North Korea's state media on Thursday reported that anti-US rallies were staged in South Korea during US President Donald Trump's latest visit to Seoul, without releasing official comments on his speech condemning the North.
Trump wrapped up his two-day visit to Seoul on Wednesday by addressing the National Assembly. He denounced the North's leader Kim Jong-un as a dictator and tyrant, highlighting the deplorable human rights situation facing ordinary North Koreans.
Without commenting on Trump's speech, the Rodong Sinmun, North Korea's main newspaper, carried photos and reports over South Korean activists staging rallies against Trump, in a move seen aimed at bolstering anti-US sentiment.

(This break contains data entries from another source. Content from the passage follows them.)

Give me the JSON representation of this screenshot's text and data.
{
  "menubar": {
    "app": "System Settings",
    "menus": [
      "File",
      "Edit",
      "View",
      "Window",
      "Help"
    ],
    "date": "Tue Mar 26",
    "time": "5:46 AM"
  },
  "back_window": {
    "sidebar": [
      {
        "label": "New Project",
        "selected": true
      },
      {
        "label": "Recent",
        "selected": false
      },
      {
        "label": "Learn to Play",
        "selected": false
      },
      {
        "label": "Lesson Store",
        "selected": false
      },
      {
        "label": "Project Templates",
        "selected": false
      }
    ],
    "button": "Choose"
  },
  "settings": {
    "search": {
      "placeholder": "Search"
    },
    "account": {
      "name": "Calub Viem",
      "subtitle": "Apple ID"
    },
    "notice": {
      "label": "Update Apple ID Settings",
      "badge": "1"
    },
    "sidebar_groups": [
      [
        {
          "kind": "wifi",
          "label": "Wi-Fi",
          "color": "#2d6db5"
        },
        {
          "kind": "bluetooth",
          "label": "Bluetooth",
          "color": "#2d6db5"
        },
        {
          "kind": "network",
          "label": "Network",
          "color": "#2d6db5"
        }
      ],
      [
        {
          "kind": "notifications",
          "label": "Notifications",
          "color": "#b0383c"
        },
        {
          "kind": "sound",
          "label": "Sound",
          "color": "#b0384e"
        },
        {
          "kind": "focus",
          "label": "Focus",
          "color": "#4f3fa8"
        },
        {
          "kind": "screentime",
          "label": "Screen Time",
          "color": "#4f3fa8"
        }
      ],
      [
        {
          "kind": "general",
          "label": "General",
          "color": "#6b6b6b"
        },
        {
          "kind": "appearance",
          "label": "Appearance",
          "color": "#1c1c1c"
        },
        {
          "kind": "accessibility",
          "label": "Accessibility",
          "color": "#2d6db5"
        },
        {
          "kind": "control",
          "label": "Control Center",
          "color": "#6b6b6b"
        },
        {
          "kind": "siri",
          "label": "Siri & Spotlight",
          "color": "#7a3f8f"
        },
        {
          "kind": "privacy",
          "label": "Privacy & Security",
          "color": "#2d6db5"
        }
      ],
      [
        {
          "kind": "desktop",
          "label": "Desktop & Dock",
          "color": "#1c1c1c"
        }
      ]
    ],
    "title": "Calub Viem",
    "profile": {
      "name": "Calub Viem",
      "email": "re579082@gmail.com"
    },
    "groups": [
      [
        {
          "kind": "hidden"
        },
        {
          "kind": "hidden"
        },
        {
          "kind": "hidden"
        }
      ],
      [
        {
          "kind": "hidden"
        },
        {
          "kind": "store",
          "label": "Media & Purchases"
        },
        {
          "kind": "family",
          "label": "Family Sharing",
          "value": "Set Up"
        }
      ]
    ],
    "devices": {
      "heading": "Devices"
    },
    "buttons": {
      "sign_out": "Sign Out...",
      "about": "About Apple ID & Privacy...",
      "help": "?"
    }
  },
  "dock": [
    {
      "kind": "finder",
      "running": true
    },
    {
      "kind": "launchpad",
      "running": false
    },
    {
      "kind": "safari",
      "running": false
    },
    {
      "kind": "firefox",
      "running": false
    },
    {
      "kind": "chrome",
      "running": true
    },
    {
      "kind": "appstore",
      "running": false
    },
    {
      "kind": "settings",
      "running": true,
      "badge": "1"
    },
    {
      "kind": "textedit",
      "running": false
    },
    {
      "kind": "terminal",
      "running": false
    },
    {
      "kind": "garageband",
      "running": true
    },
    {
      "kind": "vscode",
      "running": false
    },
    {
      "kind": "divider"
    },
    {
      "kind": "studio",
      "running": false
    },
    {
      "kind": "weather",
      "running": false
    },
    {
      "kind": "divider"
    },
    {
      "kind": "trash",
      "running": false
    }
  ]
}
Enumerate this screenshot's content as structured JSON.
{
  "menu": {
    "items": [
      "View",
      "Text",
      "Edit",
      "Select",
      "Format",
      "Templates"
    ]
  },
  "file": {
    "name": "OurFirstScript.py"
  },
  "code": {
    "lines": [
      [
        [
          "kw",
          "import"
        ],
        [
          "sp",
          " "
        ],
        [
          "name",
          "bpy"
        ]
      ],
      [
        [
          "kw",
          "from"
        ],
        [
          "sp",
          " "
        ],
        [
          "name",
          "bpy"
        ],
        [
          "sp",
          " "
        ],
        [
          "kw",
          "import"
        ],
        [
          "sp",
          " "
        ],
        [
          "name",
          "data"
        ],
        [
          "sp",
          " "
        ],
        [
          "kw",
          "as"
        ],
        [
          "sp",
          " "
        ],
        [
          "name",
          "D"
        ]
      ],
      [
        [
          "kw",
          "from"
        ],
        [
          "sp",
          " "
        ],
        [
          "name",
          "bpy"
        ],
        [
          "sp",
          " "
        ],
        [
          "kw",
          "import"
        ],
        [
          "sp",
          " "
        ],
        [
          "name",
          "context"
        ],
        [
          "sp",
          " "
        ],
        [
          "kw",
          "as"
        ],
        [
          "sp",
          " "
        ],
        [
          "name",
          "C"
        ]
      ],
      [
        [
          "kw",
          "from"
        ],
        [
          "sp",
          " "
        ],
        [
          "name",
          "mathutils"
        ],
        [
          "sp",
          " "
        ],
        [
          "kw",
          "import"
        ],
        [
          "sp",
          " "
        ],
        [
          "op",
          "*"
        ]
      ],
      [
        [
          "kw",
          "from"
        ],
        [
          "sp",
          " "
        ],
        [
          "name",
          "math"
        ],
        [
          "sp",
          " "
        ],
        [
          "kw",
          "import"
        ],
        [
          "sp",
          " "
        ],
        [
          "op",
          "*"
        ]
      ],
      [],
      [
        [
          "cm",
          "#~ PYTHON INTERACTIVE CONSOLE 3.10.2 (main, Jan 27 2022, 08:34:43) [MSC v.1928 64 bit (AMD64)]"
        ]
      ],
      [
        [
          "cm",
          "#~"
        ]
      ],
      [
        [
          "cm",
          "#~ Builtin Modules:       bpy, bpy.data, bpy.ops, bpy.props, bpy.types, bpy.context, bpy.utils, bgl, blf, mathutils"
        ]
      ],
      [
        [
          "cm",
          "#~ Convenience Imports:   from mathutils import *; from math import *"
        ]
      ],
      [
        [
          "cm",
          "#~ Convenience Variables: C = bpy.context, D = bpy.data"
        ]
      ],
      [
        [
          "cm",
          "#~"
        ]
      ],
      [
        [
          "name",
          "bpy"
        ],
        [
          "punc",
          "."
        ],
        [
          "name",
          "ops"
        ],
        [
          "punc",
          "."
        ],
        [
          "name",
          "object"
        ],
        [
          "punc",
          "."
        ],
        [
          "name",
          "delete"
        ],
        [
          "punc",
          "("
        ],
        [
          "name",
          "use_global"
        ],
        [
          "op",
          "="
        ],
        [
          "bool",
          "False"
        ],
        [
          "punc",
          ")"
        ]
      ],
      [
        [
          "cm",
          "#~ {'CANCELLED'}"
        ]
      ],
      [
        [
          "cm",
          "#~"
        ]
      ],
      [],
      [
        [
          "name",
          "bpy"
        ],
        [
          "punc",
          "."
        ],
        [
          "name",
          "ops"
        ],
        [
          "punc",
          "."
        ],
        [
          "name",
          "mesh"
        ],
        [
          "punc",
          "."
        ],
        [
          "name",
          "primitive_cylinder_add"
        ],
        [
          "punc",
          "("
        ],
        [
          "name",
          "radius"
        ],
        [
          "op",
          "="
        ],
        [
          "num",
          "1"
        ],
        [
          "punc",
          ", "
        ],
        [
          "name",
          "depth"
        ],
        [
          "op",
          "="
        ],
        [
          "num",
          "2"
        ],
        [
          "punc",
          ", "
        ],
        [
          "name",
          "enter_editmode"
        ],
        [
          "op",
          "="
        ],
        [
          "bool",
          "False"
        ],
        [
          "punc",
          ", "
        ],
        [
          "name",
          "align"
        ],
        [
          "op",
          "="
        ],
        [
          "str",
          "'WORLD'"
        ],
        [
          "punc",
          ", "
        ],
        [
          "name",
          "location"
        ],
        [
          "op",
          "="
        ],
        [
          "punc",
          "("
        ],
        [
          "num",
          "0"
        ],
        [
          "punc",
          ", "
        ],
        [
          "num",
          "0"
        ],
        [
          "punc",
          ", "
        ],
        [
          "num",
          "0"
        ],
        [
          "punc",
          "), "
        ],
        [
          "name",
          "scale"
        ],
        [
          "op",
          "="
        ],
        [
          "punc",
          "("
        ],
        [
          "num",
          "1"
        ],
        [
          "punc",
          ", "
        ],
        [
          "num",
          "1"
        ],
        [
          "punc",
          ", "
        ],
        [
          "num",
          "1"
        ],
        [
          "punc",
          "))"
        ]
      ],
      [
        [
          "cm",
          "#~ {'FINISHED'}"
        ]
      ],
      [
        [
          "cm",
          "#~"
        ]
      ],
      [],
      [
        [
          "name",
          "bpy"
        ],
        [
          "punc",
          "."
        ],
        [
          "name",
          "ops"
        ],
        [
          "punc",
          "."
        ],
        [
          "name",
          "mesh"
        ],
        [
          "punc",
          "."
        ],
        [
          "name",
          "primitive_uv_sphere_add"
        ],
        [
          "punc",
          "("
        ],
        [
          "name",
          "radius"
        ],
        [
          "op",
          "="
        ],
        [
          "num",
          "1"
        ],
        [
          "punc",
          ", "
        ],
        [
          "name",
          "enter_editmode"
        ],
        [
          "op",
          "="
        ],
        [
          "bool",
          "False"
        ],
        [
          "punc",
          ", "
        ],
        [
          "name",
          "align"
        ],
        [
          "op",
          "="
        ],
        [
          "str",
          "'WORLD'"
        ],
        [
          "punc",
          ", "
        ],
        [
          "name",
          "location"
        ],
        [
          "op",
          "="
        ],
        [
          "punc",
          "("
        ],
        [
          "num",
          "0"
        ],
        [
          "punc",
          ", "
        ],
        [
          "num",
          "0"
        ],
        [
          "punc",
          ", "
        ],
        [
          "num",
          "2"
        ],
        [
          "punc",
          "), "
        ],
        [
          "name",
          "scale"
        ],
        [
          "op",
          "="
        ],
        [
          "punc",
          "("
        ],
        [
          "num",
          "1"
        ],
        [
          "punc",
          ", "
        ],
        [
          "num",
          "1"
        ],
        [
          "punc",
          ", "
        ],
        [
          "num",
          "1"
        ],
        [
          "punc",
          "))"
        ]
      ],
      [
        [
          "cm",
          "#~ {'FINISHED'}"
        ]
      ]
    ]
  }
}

Trump softened his tone on North Korea, but his parliamentary speech can be viewed as a direct attack on the North's leader.
|US President Donald Trump delivers an address before South Korea`s National Assembly on Nov. 8. (Yonhap)|
"The weapons you are acquiring are not making you safer. They are putting your regime in grave danger. Every step you take down this dark path increases the peril you face," Trump said. "It is not the paradise that your grandfather envisioned. It is a hell that no person deserves."
Tensions have heightened amid North Korea's nuclear and missile tests and exchanges of incendiary rhetoric between Trump and Kim.
The US leader had mocked Kim Jong-un by calling him "Little Rocket Man." He also said he would "totally destroy" North Korea if the US were forced to defend itself and its allies due to the North's nuclear and missile threats.
Seoul's unification ministry said that Trump dialed down his tone, but delivered a message that can be painful for the North Korean leadership.
"North Korea might be pondering over what to do in that it has suspended its provocative acts for about 50 days and Kim Jong-un's public activity has been on the decline (in recent weeks)," a ministry official said. "We are closely watching the North's reaction."
Cheong Seong-chang, a senior research fellow at the Sejong Institute, said North Korea is likely to strongly protest Trump's speech as he called for tougher sanctions and highlighted the North's dismal human rights record.
"North Korea could regard Trump's speech as a declaration of war against it," Cheong said. "I see a high chance of North Korea firing more missiles."
But some experts expect that North Korea is likely to take a wait-and-see approach and decide on its next step after watching the summit between Trump and his Chinese counterpart, Xi Jinping. (Yonhap)